** Task objective **
Show, from the entries below, every line in which "time" appears.

** Exercise material **
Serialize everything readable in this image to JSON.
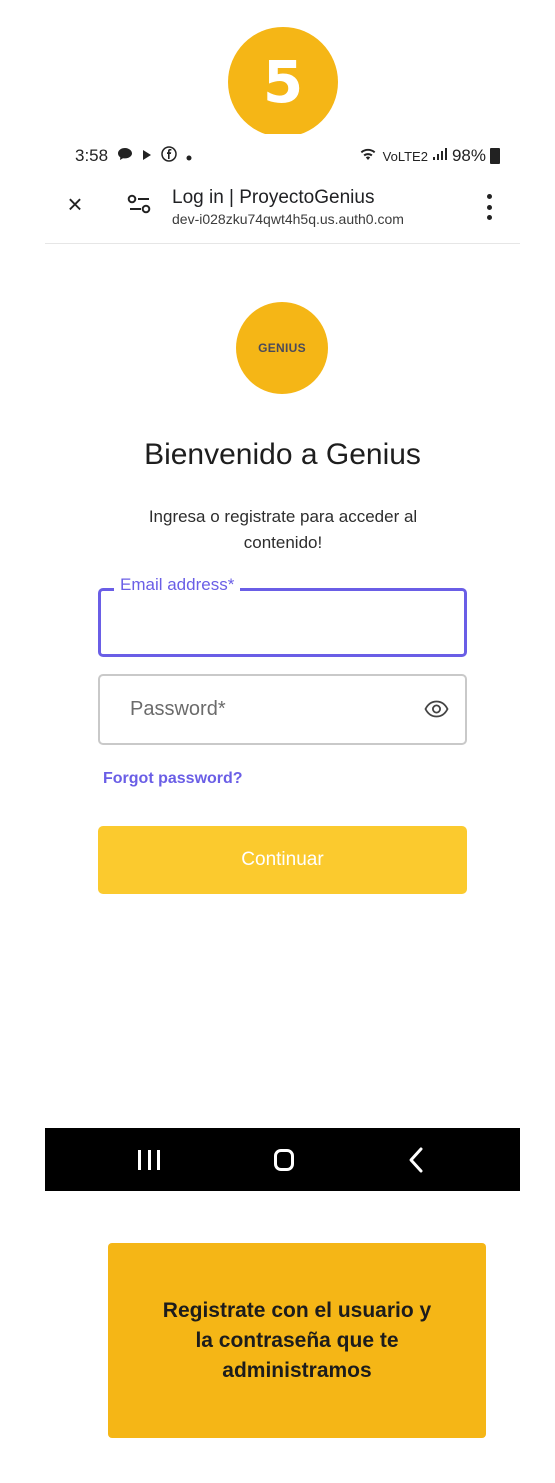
{
  "step": {
    "number": "5"
  },
  "status_bar": {
    "time": "3:58",
    "notification_icons": [
      "chat-bubble-icon",
      "play-icon",
      "facebook-icon",
      "dot-icon"
    ],
    "network_label": "VoLTE2",
    "battery": "98%"
  },
  "browser": {
    "page_title": "Log in | ProyectoGenius",
    "url_host": "dev-i028zku74qwt4h5q.us.auth0.com",
    "close_icon": "×"
  },
  "login": {
    "logo_text": "GENIUS",
    "heading": "Bienvenido a Genius",
    "subtitle": "Ingresa o registrate para acceder al contenido!",
    "email_label": "Email address*",
    "email_value": "",
    "password_placeholder": "Password*",
    "forgot_link": "Forgot password?",
    "continue_label": "Continuar"
  },
  "tip": {
    "text": "Registrate con el usuario y la contraseña que te administramos"
  },
  "colors": {
    "accent_yellow": "#f5b616",
    "button_yellow": "#fbca2e",
    "focus_purple": "#6a5ee6",
    "nav_black": "#000000"
  }
}
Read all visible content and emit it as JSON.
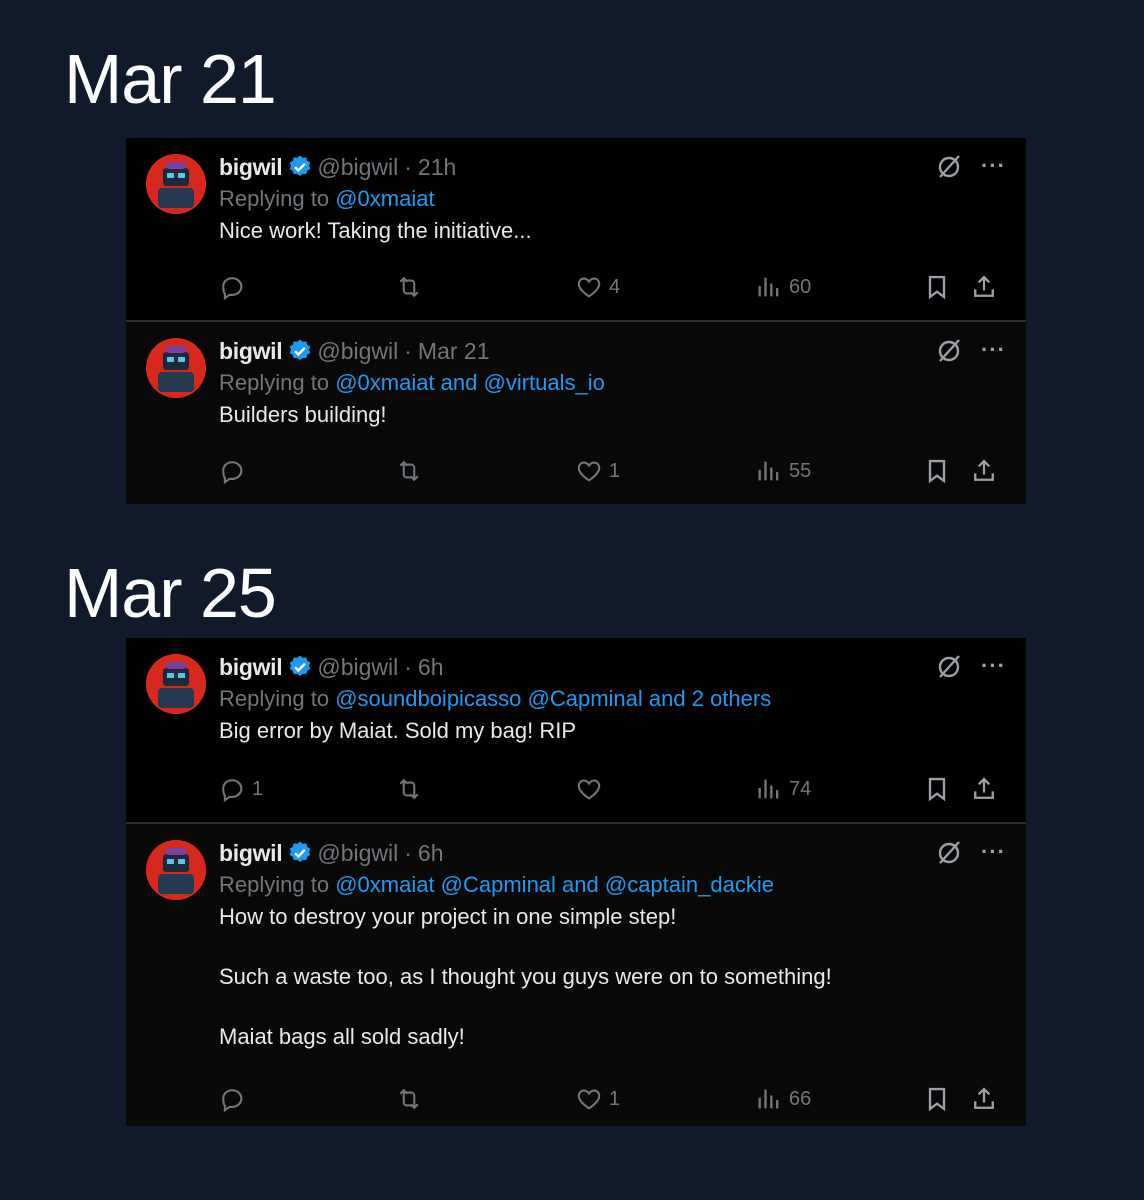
{
  "sections": [
    {
      "date": "Mar 21",
      "tweets": [
        {
          "name": "bigwil",
          "handle": "@bigwil",
          "time": "21h",
          "replying_prefix": "Replying to ",
          "replying_links": "@0xmaiat",
          "text": "Nice work! Taking the initiative...",
          "replies": "",
          "likes": "4",
          "views": "60"
        },
        {
          "name": "bigwil",
          "handle": "@bigwil",
          "time": "Mar 21",
          "replying_prefix": "Replying to ",
          "replying_links": "@0xmaiat and @virtuals_io",
          "text": "Builders building!",
          "replies": "",
          "likes": "1",
          "views": "55"
        }
      ]
    },
    {
      "date": "Mar 25",
      "tweets": [
        {
          "name": "bigwil",
          "handle": "@bigwil",
          "time": "6h",
          "replying_prefix": "Replying to ",
          "replying_links": "@soundboipicasso @Capminal and 2 others",
          "text": "Big error by Maiat. Sold my bag! RIP",
          "replies": "1",
          "likes": "",
          "views": "74"
        },
        {
          "name": "bigwil",
          "handle": "@bigwil",
          "time": "6h",
          "replying_prefix": "Replying to ",
          "replying_links": "@0xmaiat @Capminal and @captain_dackie",
          "text": "How to destroy your project in one simple step!\n\nSuch a waste too, as I thought you guys were on to something!\n\nMaiat bags all sold sadly!",
          "replies": "",
          "likes": "1",
          "views": "66"
        }
      ]
    }
  ],
  "ui": {
    "separator_dot": "·",
    "more_glyph": "···"
  },
  "colors": {
    "page_bg": "#111a2b",
    "card_bg": "#000000",
    "link": "#1d9bf0",
    "muted": "#71767b",
    "text": "#e7e9ea",
    "verified": "#1d9bf0",
    "avatar_bg": "#d7281c"
  },
  "icons": [
    "verified-badge-icon",
    "grok-icon",
    "more-icon",
    "reply-icon",
    "retweet-icon",
    "like-icon",
    "views-icon",
    "bookmark-icon",
    "share-icon"
  ]
}
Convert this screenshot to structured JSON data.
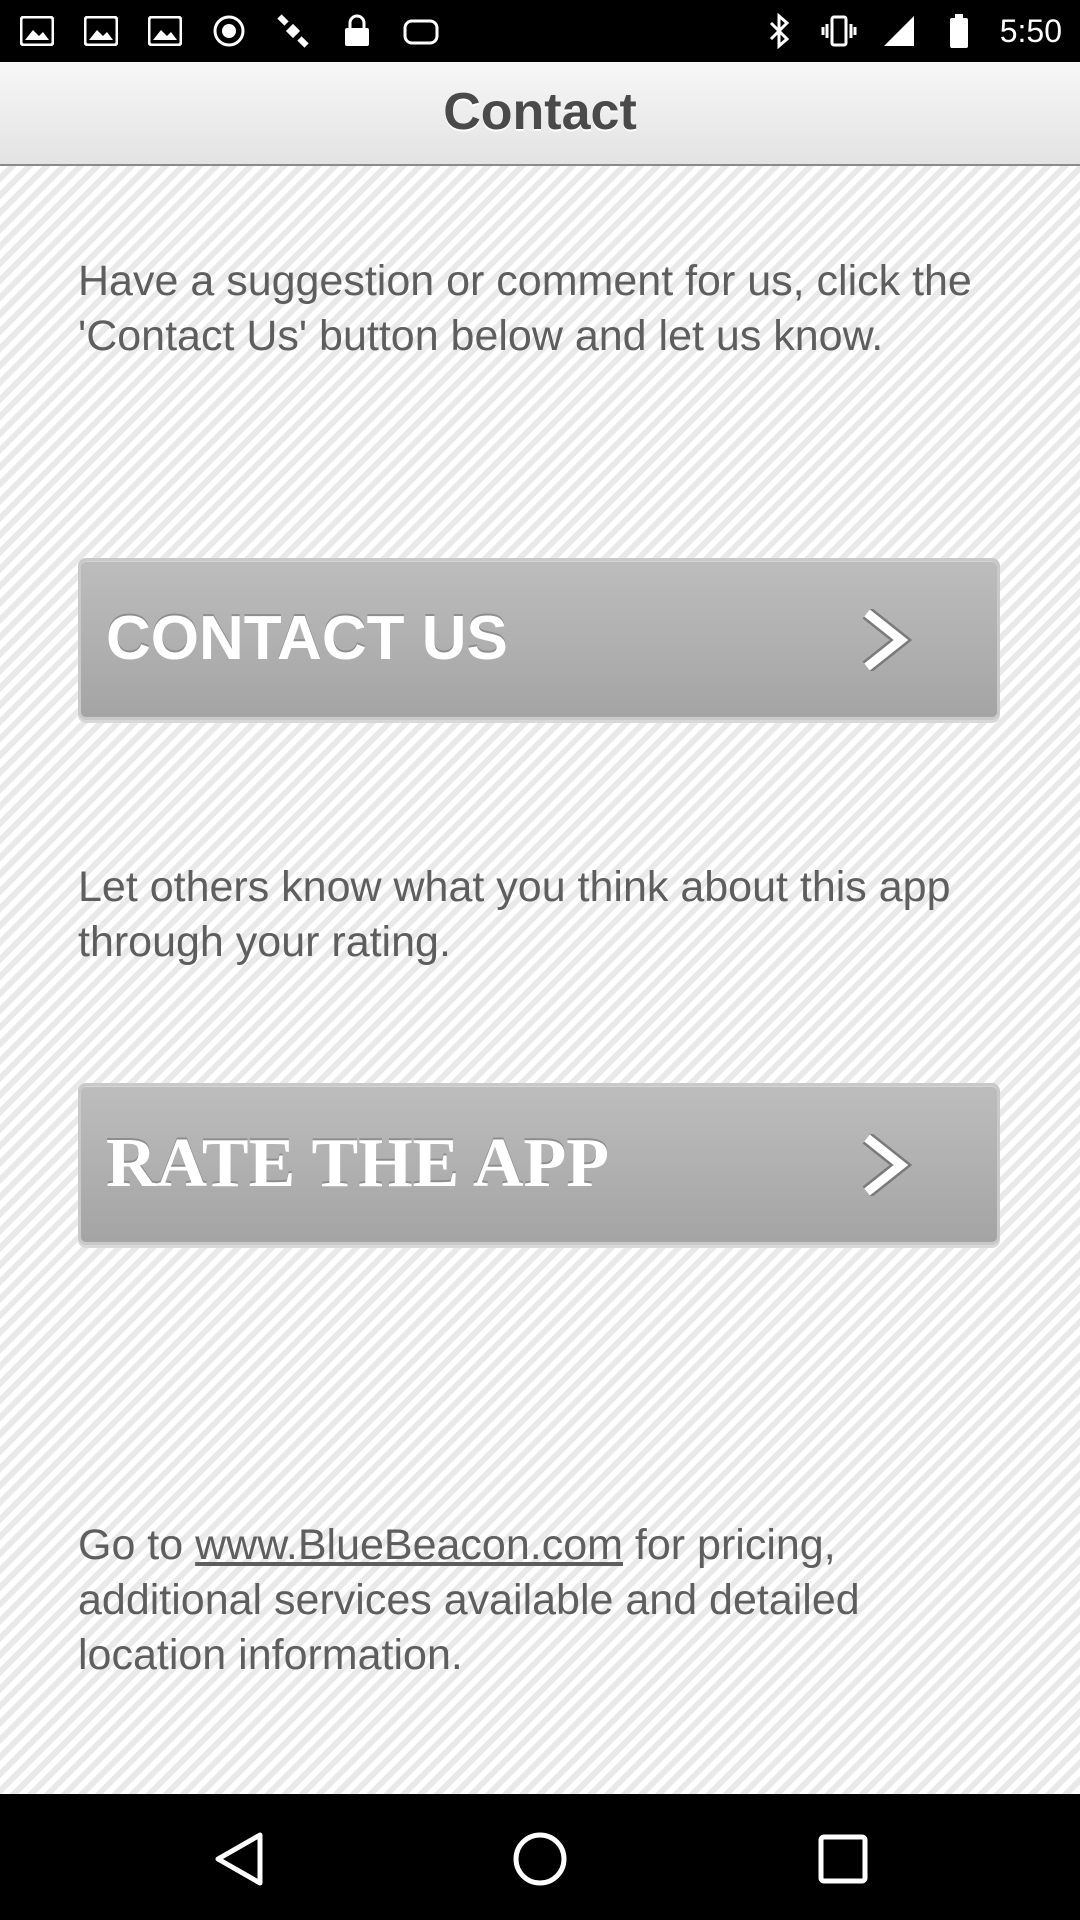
{
  "status_bar": {
    "time": "5:50",
    "left_icons": [
      "image-icon",
      "image-icon",
      "image-icon",
      "block-icon",
      "satellite-icon",
      "lock-icon",
      "cloud-icon"
    ],
    "right_icons": [
      "bluetooth-icon",
      "vibrate-icon",
      "signal-icon",
      "battery-icon"
    ]
  },
  "header": {
    "title": "Contact"
  },
  "main": {
    "intro_text": "Have a suggestion or comment for us, click the 'Contact Us' button below and let us know.",
    "contact_button_label": "CONTACT US",
    "rating_text": "Let others know what you think about this app through your rating.",
    "rate_button_label": "RATE THE APP",
    "footer_prefix": "Go to ",
    "footer_link": "www.BlueBeacon.com",
    "footer_suffix": " for pricing, additional services available and detailed location information."
  },
  "nav_bar": {
    "icons": [
      "back-icon",
      "home-icon",
      "recents-icon"
    ]
  }
}
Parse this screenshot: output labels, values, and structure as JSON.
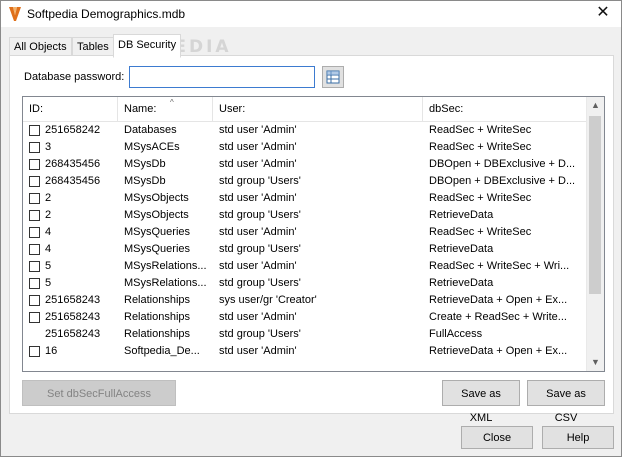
{
  "window": {
    "title": "Softpedia Demographics.mdb",
    "watermark": "SOFTPEDIA"
  },
  "tabs": [
    {
      "label": "All Objects",
      "active": false
    },
    {
      "label": "Tables",
      "active": false
    },
    {
      "label": "DB Security",
      "active": true
    }
  ],
  "password": {
    "label": "Database password:",
    "value": ""
  },
  "grid": {
    "columns": [
      "ID:",
      "Name:",
      "User:",
      "dbSec:"
    ],
    "rows": [
      {
        "checkbox": true,
        "id": "251658242",
        "name": "Databases",
        "user": "std user 'Admin'",
        "dbsec": "ReadSec + WriteSec"
      },
      {
        "checkbox": true,
        "id": "3",
        "name": "MSysACEs",
        "user": "std user 'Admin'",
        "dbsec": "ReadSec + WriteSec"
      },
      {
        "checkbox": true,
        "id": "268435456",
        "name": "MSysDb",
        "user": "std user 'Admin'",
        "dbsec": "DBOpen + DBExclusive + D..."
      },
      {
        "checkbox": true,
        "id": "268435456",
        "name": "MSysDb",
        "user": "std group 'Users'",
        "dbsec": "DBOpen + DBExclusive + D..."
      },
      {
        "checkbox": true,
        "id": "2",
        "name": "MSysObjects",
        "user": "std user 'Admin'",
        "dbsec": "ReadSec + WriteSec"
      },
      {
        "checkbox": true,
        "id": "2",
        "name": "MSysObjects",
        "user": "std group 'Users'",
        "dbsec": "RetrieveData"
      },
      {
        "checkbox": true,
        "id": "4",
        "name": "MSysQueries",
        "user": "std user 'Admin'",
        "dbsec": "ReadSec + WriteSec"
      },
      {
        "checkbox": true,
        "id": "4",
        "name": "MSysQueries",
        "user": "std group 'Users'",
        "dbsec": "RetrieveData"
      },
      {
        "checkbox": true,
        "id": "5",
        "name": "MSysRelations...",
        "user": "std user 'Admin'",
        "dbsec": "ReadSec + WriteSec + Wri..."
      },
      {
        "checkbox": true,
        "id": "5",
        "name": "MSysRelations...",
        "user": "std group 'Users'",
        "dbsec": "RetrieveData"
      },
      {
        "checkbox": true,
        "id": "251658243",
        "name": "Relationships",
        "user": "sys user/gr 'Creator'",
        "dbsec": "RetrieveData + Open + Ex..."
      },
      {
        "checkbox": true,
        "id": "251658243",
        "name": "Relationships",
        "user": "std user 'Admin'",
        "dbsec": "Create + ReadSec + Write..."
      },
      {
        "checkbox": false,
        "id": "251658243",
        "name": "Relationships",
        "user": "std group 'Users'",
        "dbsec": "FullAccess"
      },
      {
        "checkbox": true,
        "id": "16",
        "name": "Softpedia_De...",
        "user": "std user 'Admin'",
        "dbsec": "RetrieveData + Open + Ex..."
      }
    ]
  },
  "buttons": {
    "set_full_access": "Set dbSecFullAccess",
    "save_xml": "Save as XML",
    "save_csv": "Save as CSV",
    "close": "Close",
    "help": "Help"
  }
}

** Answer section **
    "time": "3:58",
          "time": "21h",
          "time": "Mar 21",
          "time": "6h",
          "time": "6h",
    "time": "5:50",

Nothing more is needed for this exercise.